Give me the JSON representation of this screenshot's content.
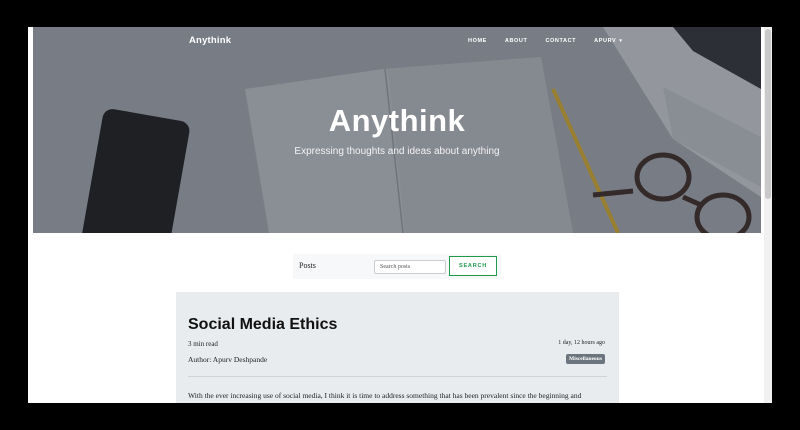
{
  "nav": {
    "brand": "Anythink",
    "items": [
      {
        "label": "HOME"
      },
      {
        "label": "ABOUT"
      },
      {
        "label": "CONTACT"
      },
      {
        "label": "APURV"
      }
    ]
  },
  "hero": {
    "title": "Anythink",
    "subtitle": "Expressing thoughts and ideas about anything"
  },
  "search": {
    "label": "Posts",
    "placeholder": "Search posts",
    "button_label": "SEARCH"
  },
  "post": {
    "title": "Social Media Ethics",
    "read_time": "3 min read",
    "time_ago": "1 day, 12 hours ago",
    "author": "Author: Apurv Deshpande",
    "tag": "Miscellaneous",
    "excerpt": "With the ever increasing use of social media, I think it is time to address something that has been prevalent since the beginning and"
  },
  "colors": {
    "accent": "#1e9a4d",
    "card_bg": "#e8ecef",
    "tag_bg": "#6c757d"
  }
}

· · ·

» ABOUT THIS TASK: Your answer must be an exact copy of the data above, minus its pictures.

» RESULT OF THE TASK:
Give me the JSON representation of this screenshot's content.
{
  "nav": {
    "brand": "Anythink",
    "items": [
      {
        "label": "HOME"
      },
      {
        "label": "ABOUT"
      },
      {
        "label": "CONTACT"
      },
      {
        "label": "APURV"
      }
    ]
  },
  "hero": {
    "title": "Anythink",
    "subtitle": "Expressing thoughts and ideas about anything"
  },
  "search": {
    "label": "Posts",
    "placeholder": "Search posts",
    "button_label": "SEARCH"
  },
  "post": {
    "title": "Social Media Ethics",
    "read_time": "3 min read",
    "time_ago": "1 day, 12 hours ago",
    "author": "Author: Apurv Deshpande",
    "tag": "Miscellaneous",
    "excerpt": "With the ever increasing use of social media, I think it is time to address something that has been prevalent since the beginning and"
  },
  "colors": {
    "accent": "#1e9a4d",
    "card_bg": "#e8ecef",
    "tag_bg": "#6c757d"
  }
}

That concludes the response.